November 21, 2009

Special Report: Shop Your Way Rewards

K'Ching Round 2?

Back in July, I wrote about a new program Kmart was testing in select markets called Kmart Smart Rewards. The program including using a card to get discounts and rewards when you shopped at Kmart stores. A few weeks ago it was rolled out nationally under the name Shop Your Way Rewards. It still has the same benefits as before, including the K'Ching surprises at Kmart, 1% back in rewards, & no receipt returns, but now its available for the Sears Holdings family of stores and websites. The card can now be used at not just Kmart stores but also at Sears stores, Lands End at Sears,,,, and

When I wrote about the original Kmart Smart Rewards program I said it can help build loyalty and return trips to Kmart. I again echo that sentiment, now that this program has gone national. I believe it can be a slight edge for them against Wal-Mart and Target. Most stores these days have some type of loyalty card program, because it works. Everywhere from Dick's Sporting Goods, Best Buy, CVS, Kroger, to PetSmart have a loyalty card program. Wal-Mart and Target are in the minority now as stores without it.

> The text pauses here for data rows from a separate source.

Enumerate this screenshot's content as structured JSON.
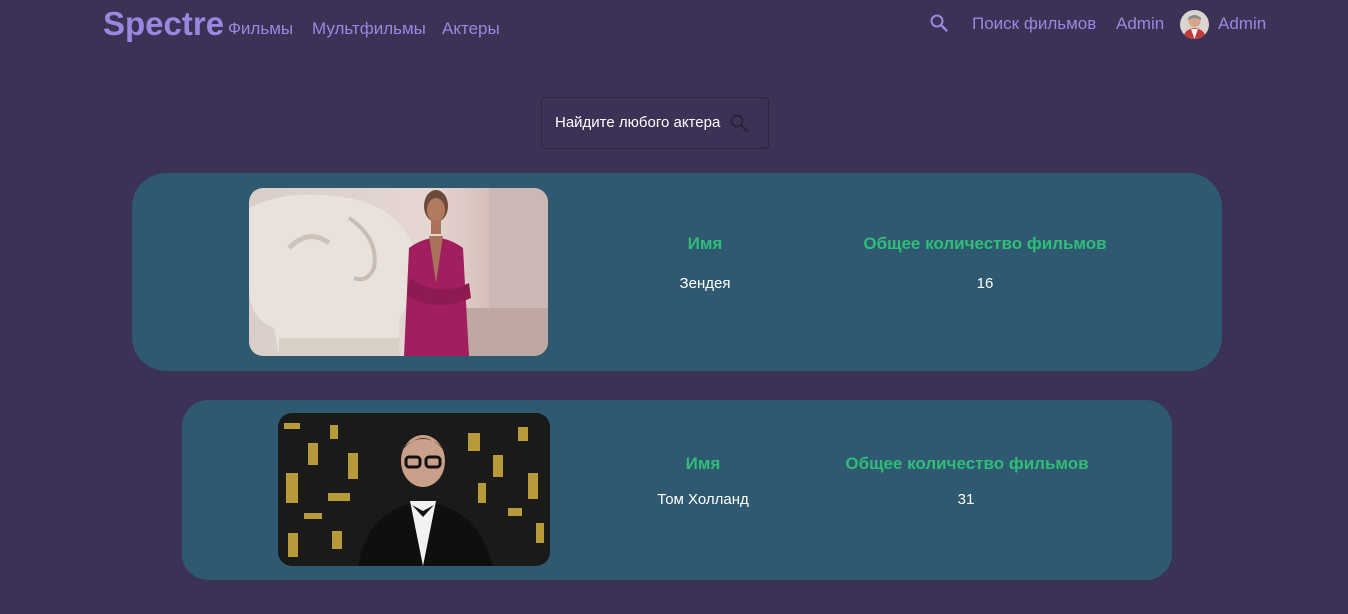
{
  "nav": {
    "logo": "Spectre",
    "links": [
      "Фильмы",
      "Мультфильмы",
      "Актеры"
    ],
    "search_label": "Поиск фильмов",
    "admin_link": "Admin",
    "user_name": "Admin",
    "search_icon": "search-icon"
  },
  "search": {
    "placeholder": "Найдите любого актера",
    "icon": "search-icon"
  },
  "actors": [
    {
      "name_header": "Имя",
      "count_header": "Общее количество фильмов",
      "name": "Зендея",
      "count": "16"
    },
    {
      "name_header": "Имя",
      "count_header": "Общее количество фильмов",
      "name": "Том Холланд",
      "count": "31"
    }
  ],
  "colors": {
    "background": "#3c3256",
    "accent": "#9b86e0",
    "card": "#2e5970",
    "header_green": "#2fbd78",
    "text": "#ffffff"
  }
}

I signed up for the original Kmart Smart Rewards Program as it was available in my area and they automatically sent me a new Shop Your Way Rewards card when it was launched to replace the KSR program. I get frequent emails for special deals with my card at Kmart and Sears. So far from first hand experience, I think it will be a successful endeavor for Sears Holdings.

What do you think? Is this program a good idea or is it another one of Sears Holdings failed attempts to spur business?


  1. It's hard to say Wal-Mart is in the "minority" when they are the world's largest retailer (and in 2007 and 2008, the world's largest company by revenue!) They have the power to set trends, and many Wal-Mart shoppers rarely shop at other stores. I doubt a rewards program will generate many new shoppers for Kmart, but perhaps will succeed in slowing the rate of defection from their under-invested stores.


  2. Now, though, Kmart and its 1,400 U.S. stores are dwarfed by bigger competitors. Data from the market research firm Euromonitor International 2009: Kmart has only 3.7 percent of the U.S. market share among department stores and mass merchants. That compares with 13 percent at Target, which has about 1,700 stores, and almost 23 percent at Walmart, which has roughly 4,000 U.S. locations.

  3. True the cards are stacked against Kmart, They will need more drastic things than just this reward program. But I think it is a step in the right direction for them.

    I was only referring to walmart being in the minority when I was discussing stores without reward cards and they are. Does walmart need one? No, but If they did have one I'm sure it would give them even more business.